=== Activity ===
How many lines below include the word "text"? State that number and nothing else.

=== Source data ===
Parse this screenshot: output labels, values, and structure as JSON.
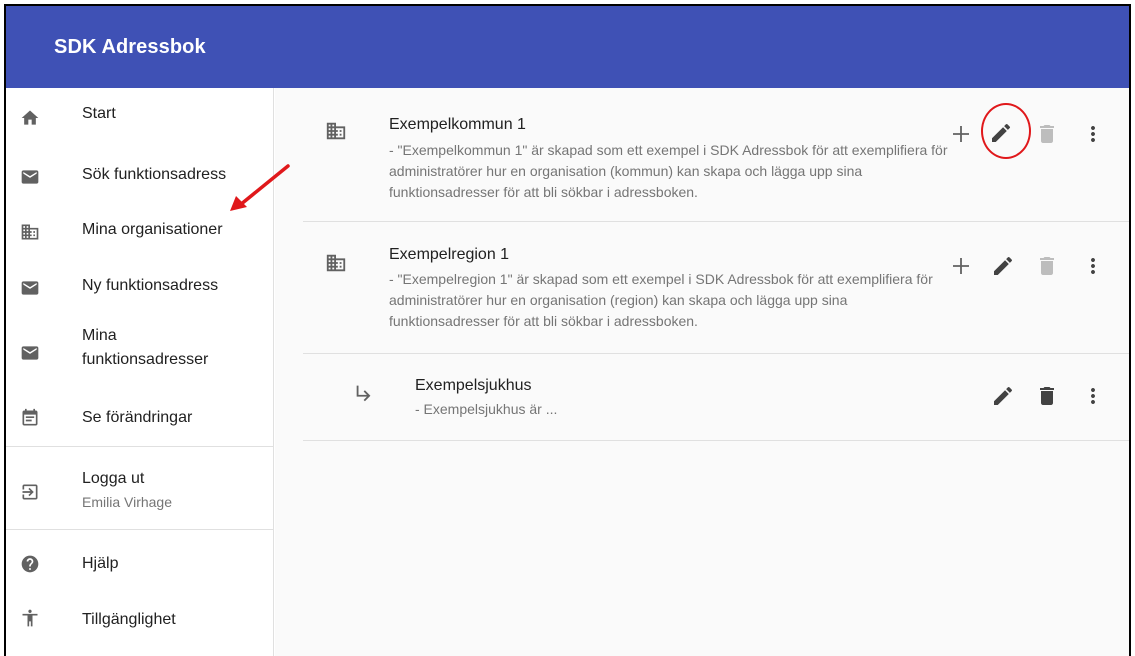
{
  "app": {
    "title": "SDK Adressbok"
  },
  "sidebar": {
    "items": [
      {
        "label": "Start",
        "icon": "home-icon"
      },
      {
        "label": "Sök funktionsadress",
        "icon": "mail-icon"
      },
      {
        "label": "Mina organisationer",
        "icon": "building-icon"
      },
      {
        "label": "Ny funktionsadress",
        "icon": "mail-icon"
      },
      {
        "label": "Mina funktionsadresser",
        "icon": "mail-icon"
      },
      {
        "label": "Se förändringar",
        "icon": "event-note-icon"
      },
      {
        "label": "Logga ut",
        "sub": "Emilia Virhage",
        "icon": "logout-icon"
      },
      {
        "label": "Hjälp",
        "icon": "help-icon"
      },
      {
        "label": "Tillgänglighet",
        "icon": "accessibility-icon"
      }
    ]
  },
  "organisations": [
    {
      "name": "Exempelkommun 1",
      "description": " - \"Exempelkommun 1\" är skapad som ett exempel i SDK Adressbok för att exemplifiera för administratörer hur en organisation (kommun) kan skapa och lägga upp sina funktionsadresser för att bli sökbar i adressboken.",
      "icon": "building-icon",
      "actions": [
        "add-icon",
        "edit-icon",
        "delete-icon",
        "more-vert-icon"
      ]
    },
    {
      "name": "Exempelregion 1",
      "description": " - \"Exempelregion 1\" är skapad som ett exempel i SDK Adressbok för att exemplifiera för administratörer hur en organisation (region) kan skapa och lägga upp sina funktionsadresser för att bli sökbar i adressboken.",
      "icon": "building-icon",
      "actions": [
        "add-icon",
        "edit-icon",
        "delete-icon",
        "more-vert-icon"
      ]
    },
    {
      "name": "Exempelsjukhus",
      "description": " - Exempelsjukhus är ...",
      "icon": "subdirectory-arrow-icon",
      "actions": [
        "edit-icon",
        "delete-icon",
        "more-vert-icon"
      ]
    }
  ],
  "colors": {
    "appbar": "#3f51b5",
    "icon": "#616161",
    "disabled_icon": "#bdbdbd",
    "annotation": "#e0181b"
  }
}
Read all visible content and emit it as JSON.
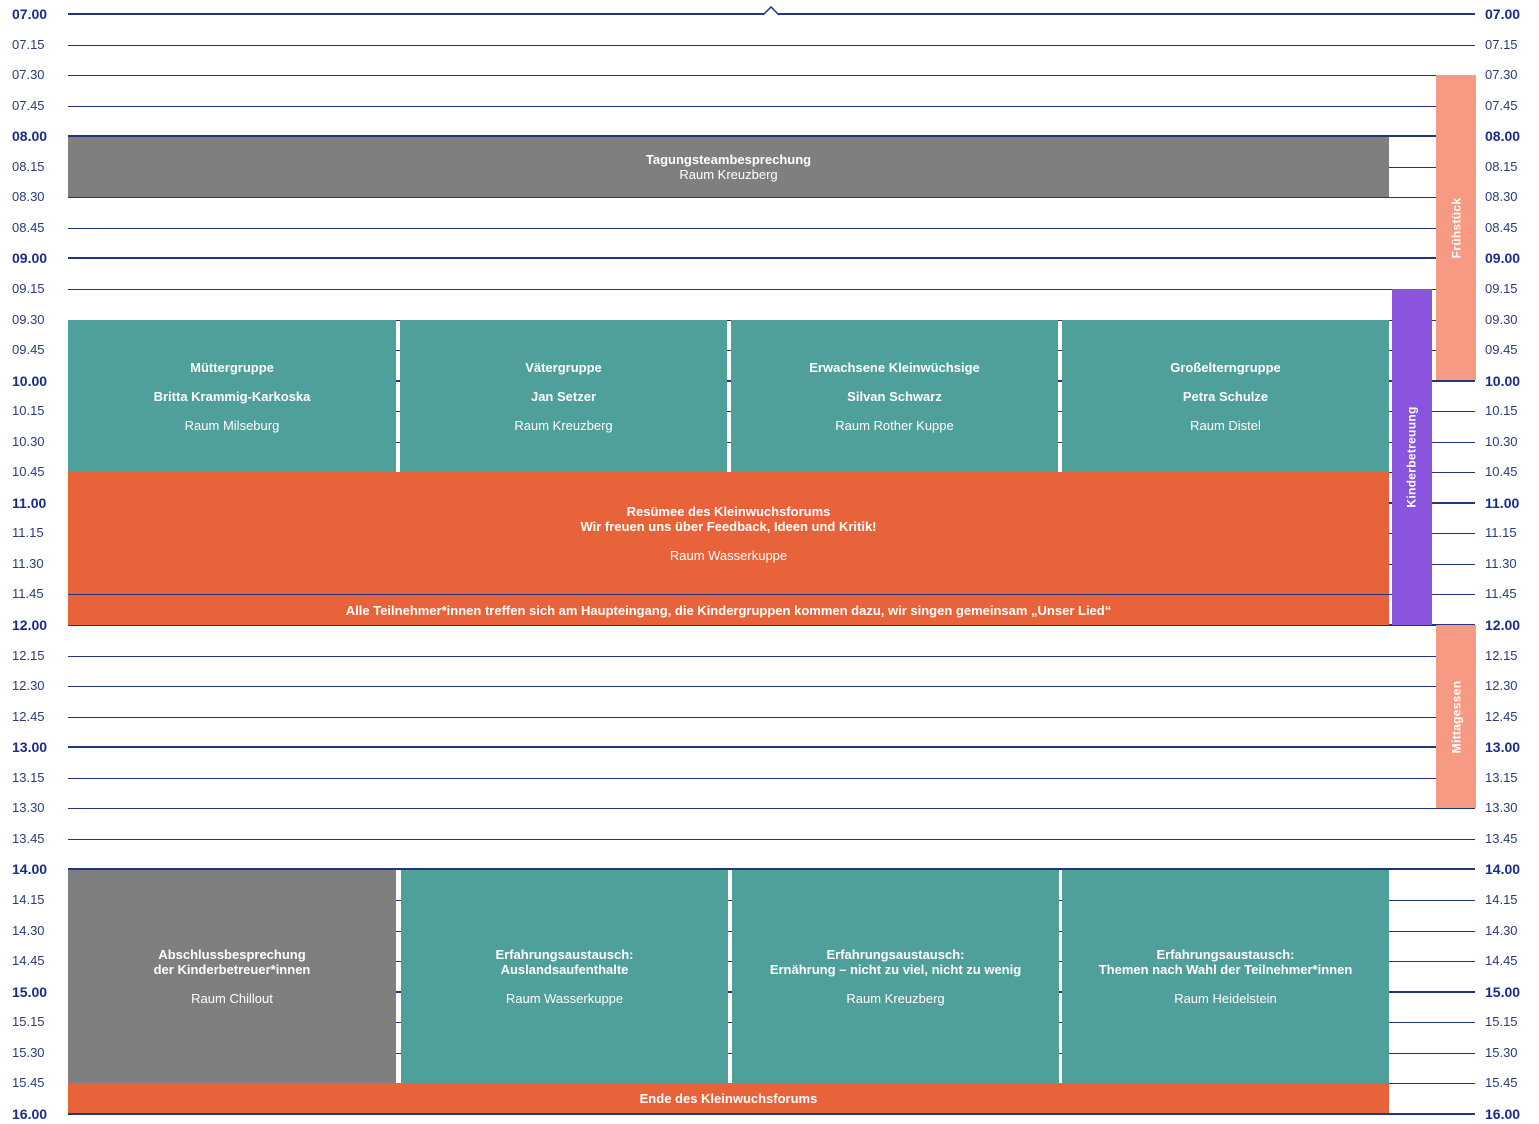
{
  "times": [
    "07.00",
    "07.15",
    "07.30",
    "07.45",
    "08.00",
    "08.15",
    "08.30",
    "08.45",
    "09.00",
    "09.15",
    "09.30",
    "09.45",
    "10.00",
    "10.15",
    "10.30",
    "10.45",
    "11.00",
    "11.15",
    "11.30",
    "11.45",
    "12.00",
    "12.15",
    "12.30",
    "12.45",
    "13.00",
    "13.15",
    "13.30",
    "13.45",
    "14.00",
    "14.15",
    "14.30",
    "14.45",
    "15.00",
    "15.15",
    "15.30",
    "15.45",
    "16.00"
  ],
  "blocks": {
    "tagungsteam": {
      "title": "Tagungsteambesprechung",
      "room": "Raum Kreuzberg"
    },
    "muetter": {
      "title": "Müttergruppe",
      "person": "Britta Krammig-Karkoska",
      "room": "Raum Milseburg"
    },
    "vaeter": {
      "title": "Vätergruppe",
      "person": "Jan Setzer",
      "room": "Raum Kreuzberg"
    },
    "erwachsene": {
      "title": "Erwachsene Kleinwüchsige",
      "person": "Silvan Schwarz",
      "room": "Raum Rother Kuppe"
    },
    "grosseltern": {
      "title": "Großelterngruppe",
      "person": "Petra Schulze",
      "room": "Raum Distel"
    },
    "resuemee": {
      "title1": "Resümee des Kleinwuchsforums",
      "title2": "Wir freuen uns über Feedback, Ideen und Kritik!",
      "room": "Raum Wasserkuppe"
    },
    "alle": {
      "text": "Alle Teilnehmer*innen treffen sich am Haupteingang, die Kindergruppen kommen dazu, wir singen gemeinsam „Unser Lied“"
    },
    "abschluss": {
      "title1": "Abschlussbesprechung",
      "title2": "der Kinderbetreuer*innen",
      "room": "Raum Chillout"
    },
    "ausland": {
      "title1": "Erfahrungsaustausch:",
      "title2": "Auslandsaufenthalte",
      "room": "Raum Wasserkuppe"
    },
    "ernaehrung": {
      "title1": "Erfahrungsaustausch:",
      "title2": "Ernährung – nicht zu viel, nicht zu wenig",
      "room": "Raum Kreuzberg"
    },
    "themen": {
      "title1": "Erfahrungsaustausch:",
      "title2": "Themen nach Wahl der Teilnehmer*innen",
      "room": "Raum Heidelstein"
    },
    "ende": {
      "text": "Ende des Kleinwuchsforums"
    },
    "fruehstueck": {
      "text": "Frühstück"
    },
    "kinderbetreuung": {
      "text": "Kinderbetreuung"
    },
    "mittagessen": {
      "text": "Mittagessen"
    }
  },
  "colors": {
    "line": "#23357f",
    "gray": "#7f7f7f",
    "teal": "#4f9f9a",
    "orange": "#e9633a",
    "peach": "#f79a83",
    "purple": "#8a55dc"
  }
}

=== Task answer ===
5